Air Quality Monitor Data
Another issue may be the data that is included. From an air purifier perspective, temperature and humidity aren’t too important since purifiers aren’t impacted by either one. And if radon is a concern, it is more important to have a separate device specifically to detect radon since it is so dangerous. VOCs and particles in the air are the two main data points to be concerned about when it comes to air purifiers. VOCs come from things like paint, paint strippers, wood preservatives, aerosol sprays, cleansers, disinfectants, moth repellents, air fresheners, stored fuel and automotive products, hobby supples and dry-cleaned clothes. Particles can be anything from dust to pet dander floating in the air.
VOC Sensors in Air Quality Monitors
The VOC sensor on an air quality monitor probably measures one VOC and assumes that all the other ones present are the same.

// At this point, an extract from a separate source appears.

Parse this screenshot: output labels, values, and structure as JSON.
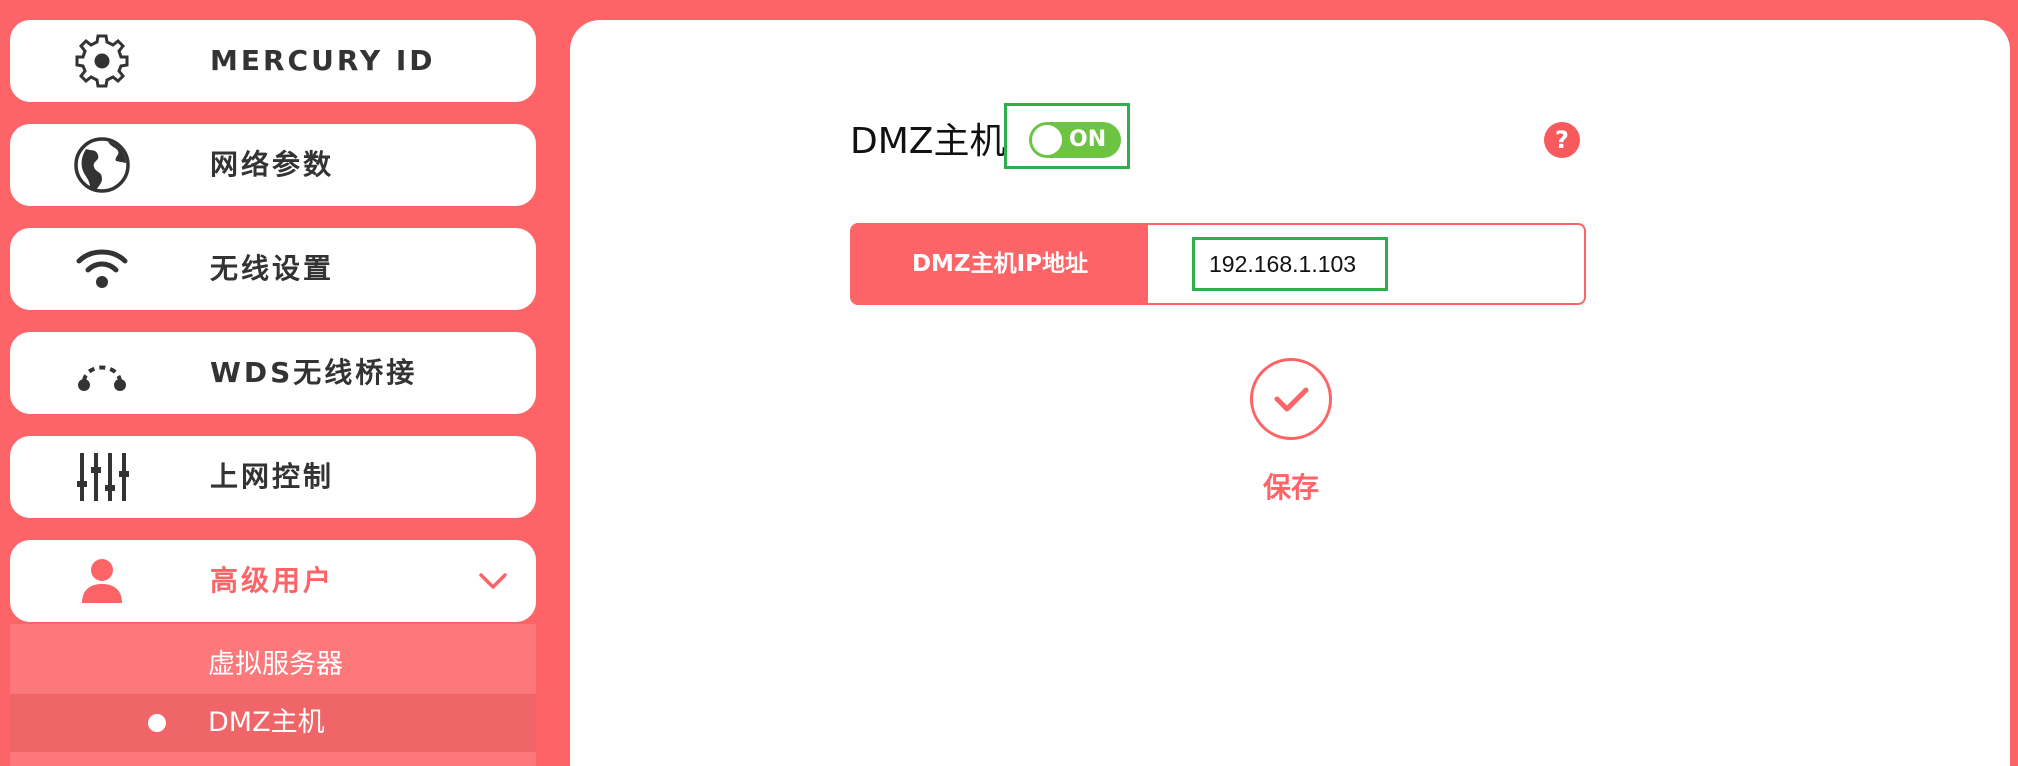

Not necessarily useful, since there are more than 600 VOCs that may be present at any given time. The biggest concern though may be how the particle counter is used. For the most part, all the base stations on air quality monitors measure particles at 2.5 or 10 microns in size. Quite frankly, these sizes are huge, and in the USA our overall good air quality makes these numbers exceedingly small and do not shed much valuable information to help you learn about how dirty air works.
Other AQM Considerations
If you’re in the market for an air quality monitor, you will want one that’s portable, has a true base station or one that is app-based. Since this is a fairly new device on the market, there aren’t any brand names with proven track records for quality or service. The market for these products has exploded thanks to the Covid-19 pandemic and new products and brands are showing up daily. Our recommendations are as follows:
Our Recommended Air Quality Monitors
Awair Element Indoor $350
Offers in-depth feedback
Provides actionable recommendations on app
Attractive base station
Start-up issues for company
WiFi connectivity issues
Temtop M10 Air Quality Monitor $89
Rechargeable and portable
Can be re-calibrated
Basic design and function
Autopilot Desktop CO2 Monitor & Data Logger $80
Solid reviews from existing customers
Measures carbon dioxide
Rechargeable base station
Very scientific form factor
Customer service complaints
About the Author: Mark Vander Berg
Mark Vander Berg is the Chief Product Expert at AirPurifiers.com. Mark has decades of experience in air purifier engineering. In addition to engineering and product design, he has also done extensive research and testing of many air purifiers and continues to do so for AirPurifiers.com.